- Work order
Identify, in the records below, every line where the string "Fotos" appears, and copy each such line.

- Supplied data

----

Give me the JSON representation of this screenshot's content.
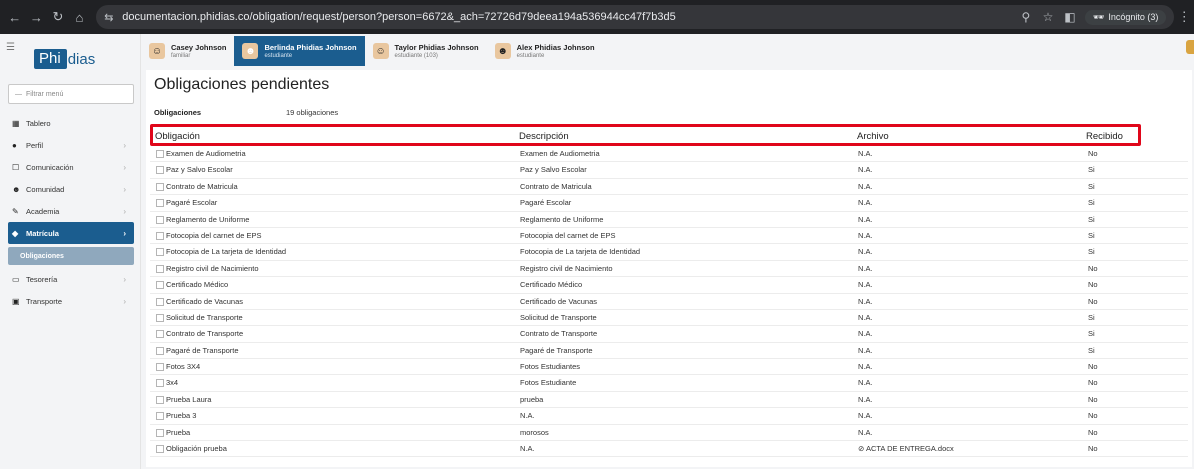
{
  "browser": {
    "url": "documentacion.phidias.co/obligation/request/person?person=6672&_ach=72726d79deea194a536944cc47f7b3d5",
    "incognito_label": "Incógnito (3)"
  },
  "sidebar": {
    "logo_mark": "Phi",
    "logo_rest": "dias",
    "filter_placeholder": "Filtrar menú",
    "items": [
      {
        "label": "Tablero",
        "icon": "dashboard-icon",
        "glyph": "▦",
        "chevron": false
      },
      {
        "label": "Perfil",
        "icon": "user-icon",
        "glyph": "●",
        "chevron": true
      },
      {
        "label": "Comunicación",
        "icon": "message-icon",
        "glyph": "☐",
        "chevron": true
      },
      {
        "label": "Comunidad",
        "icon": "community-icon",
        "glyph": "☻",
        "chevron": true
      },
      {
        "label": "Academia",
        "icon": "academy-icon",
        "glyph": "✎",
        "chevron": true
      },
      {
        "label": "Matrícula",
        "icon": "enrollment-icon",
        "glyph": "◆",
        "chevron": true,
        "active": true
      },
      {
        "label": "Tesorería",
        "icon": "treasury-icon",
        "glyph": "▭",
        "chevron": true
      },
      {
        "label": "Transporte",
        "icon": "bus-icon",
        "glyph": "▣",
        "chevron": true
      }
    ],
    "submenu_label": "Obligaciones"
  },
  "students": [
    {
      "name": "Casey Johnson",
      "role": "familiar",
      "active": false
    },
    {
      "name": "Berlinda Phidias Johnson",
      "role": "estudiante",
      "active": true
    },
    {
      "name": "Taylor Phidias Johnson",
      "role": "estudiante (103)",
      "active": false
    },
    {
      "name": "Alex Phidias Johnson",
      "role": "estudiante",
      "active": false
    }
  ],
  "main": {
    "title": "Obligaciones pendientes",
    "summary_label": "Obligaciones",
    "summary_count": "19 obligaciones",
    "columns": {
      "obligation": "Obligación",
      "description": "Descripción",
      "file": "Archivo",
      "received": "Recibido"
    },
    "rows": [
      {
        "obligation": "Examen de Audiometria",
        "description": "Examen de Audiometria",
        "file": "N.A.",
        "received": "No"
      },
      {
        "obligation": "Paz y Salvo Escolar",
        "description": "Paz y Salvo Escolar",
        "file": "N.A.",
        "received": "Si"
      },
      {
        "obligation": "Contrato de Matricula",
        "description": "Contrato de Matricula",
        "file": "N.A.",
        "received": "Si"
      },
      {
        "obligation": "Pagaré Escolar",
        "description": "Pagaré Escolar",
        "file": "N.A.",
        "received": "Si"
      },
      {
        "obligation": "Reglamento de Uniforme",
        "description": "Reglamento de Uniforme",
        "file": "N.A.",
        "received": "Si"
      },
      {
        "obligation": "Fotocopia del carnet de EPS",
        "description": "Fotocopia del carnet de EPS",
        "file": "N.A.",
        "received": "Si"
      },
      {
        "obligation": "Fotocopia de La tarjeta de Identidad",
        "description": "Fotocopia de La tarjeta de Identidad",
        "file": "N.A.",
        "received": "Si"
      },
      {
        "obligation": "Registro civil de Nacimiento",
        "description": "Registro civil de Nacimiento",
        "file": "N.A.",
        "received": "No"
      },
      {
        "obligation": "Certificado Médico",
        "description": "Certificado Médico",
        "file": "N.A.",
        "received": "No"
      },
      {
        "obligation": "Certificado de Vacunas",
        "description": "Certificado de Vacunas",
        "file": "N.A.",
        "received": "No"
      },
      {
        "obligation": "Solicitud de Transporte",
        "description": "Solicitud de Transporte",
        "file": "N.A.",
        "received": "Si"
      },
      {
        "obligation": "Contrato de Transporte",
        "description": "Contrato de Transporte",
        "file": "N.A.",
        "received": "Si"
      },
      {
        "obligation": "Pagaré de Transporte",
        "description": "Pagaré de Transporte",
        "file": "N.A.",
        "received": "Si"
      },
      {
        "obligation": "Fotos 3X4",
        "description": "Fotos Estudiantes",
        "file": "N.A.",
        "received": "No"
      },
      {
        "obligation": "3x4",
        "description": "Fotos Estudiante",
        "file": "N.A.",
        "received": "No"
      },
      {
        "obligation": "Prueba Laura",
        "description": "prueba",
        "file": "N.A.",
        "received": "No"
      },
      {
        "obligation": "Prueba 3",
        "description": "N.A.",
        "file": "N.A.",
        "received": "No"
      },
      {
        "obligation": "Prueba",
        "description": "morosos",
        "file": "N.A.",
        "received": "No"
      },
      {
        "obligation": "Obligación prueba",
        "description": "N.A.",
        "file": "ACTA DE ENTREGA.docx",
        "received": "No",
        "attachment": true
      }
    ]
  },
  "colors": {
    "brand": "#1b5d8f",
    "highlight": "#e0061a",
    "chrome": "#202124"
  }
}
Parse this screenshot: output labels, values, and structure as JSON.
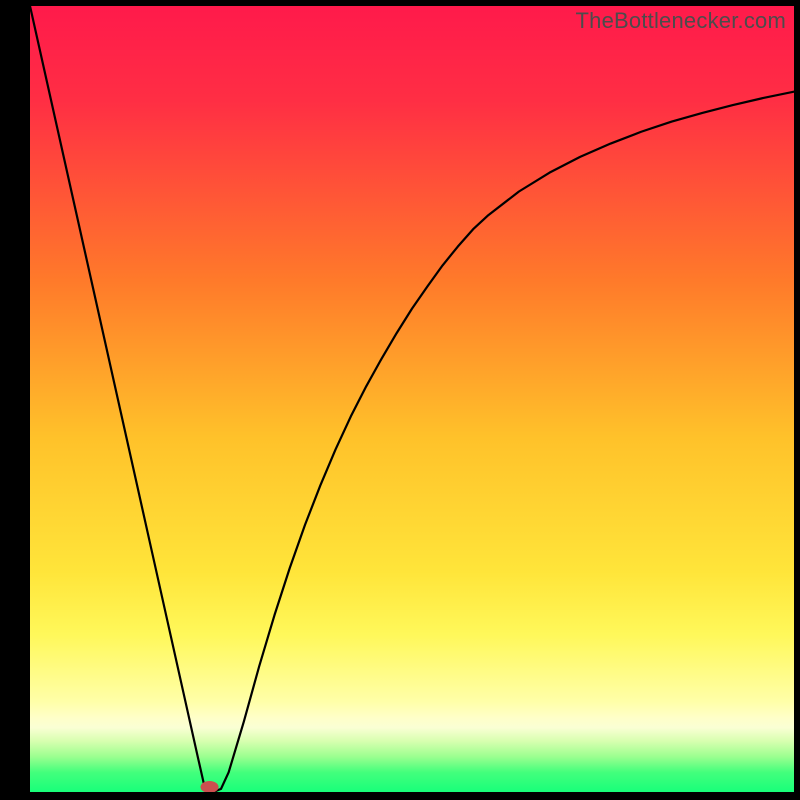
{
  "watermark": "TheBottlenecker.com",
  "colors": {
    "top": "#ff1a4b",
    "mid_upper": "#ff6a2a",
    "mid": "#ffc92a",
    "mid_lower": "#ffef3a",
    "pale_yellow": "#ffff8a",
    "green": "#18ff7a",
    "curve": "#000000",
    "marker": "#cc4f4f",
    "frame_bg": "#000000"
  },
  "chart_data": {
    "type": "line",
    "title": "",
    "xlabel": "",
    "ylabel": "",
    "xlim": [
      0,
      100
    ],
    "ylim": [
      0,
      100
    ],
    "x": [
      0,
      2,
      4,
      6,
      8,
      10,
      12,
      14,
      16,
      18,
      20,
      22,
      23,
      24,
      25,
      26,
      28,
      30,
      32,
      34,
      36,
      38,
      40,
      42,
      44,
      46,
      48,
      50,
      52,
      54,
      56,
      58,
      60,
      64,
      68,
      72,
      76,
      80,
      84,
      88,
      92,
      96,
      100
    ],
    "y": [
      100,
      91.3,
      82.6,
      73.9,
      65.2,
      56.5,
      47.8,
      39.1,
      30.4,
      21.7,
      13.0,
      4.3,
      0.0,
      0.0,
      0.4,
      2.5,
      9.0,
      16.0,
      22.5,
      28.5,
      34.0,
      39.0,
      43.6,
      47.8,
      51.6,
      55.1,
      58.4,
      61.5,
      64.3,
      67.0,
      69.4,
      71.6,
      73.4,
      76.4,
      78.8,
      80.8,
      82.5,
      84.0,
      85.3,
      86.4,
      87.4,
      88.3,
      89.1
    ],
    "marker": {
      "x": 23.5,
      "y": 0.0
    },
    "gradient_stops": [
      {
        "pos": 0.0,
        "color": "#ff1a4b"
      },
      {
        "pos": 0.12,
        "color": "#ff2e44"
      },
      {
        "pos": 0.35,
        "color": "#ff7a2a"
      },
      {
        "pos": 0.55,
        "color": "#ffc22a"
      },
      {
        "pos": 0.72,
        "color": "#ffe53a"
      },
      {
        "pos": 0.8,
        "color": "#fff85a"
      },
      {
        "pos": 0.885,
        "color": "#ffffa8"
      },
      {
        "pos": 0.905,
        "color": "#ffffc8"
      },
      {
        "pos": 0.918,
        "color": "#faffd4"
      },
      {
        "pos": 0.935,
        "color": "#d8ffb0"
      },
      {
        "pos": 0.955,
        "color": "#9cff90"
      },
      {
        "pos": 0.975,
        "color": "#43ff7c"
      },
      {
        "pos": 1.0,
        "color": "#18ff7a"
      }
    ]
  }
}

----

- Output for this task
        "obligation": "Fotos 3X4",
        "description": "Fotos Estudiantes",
        "description": "Fotos Estudiante",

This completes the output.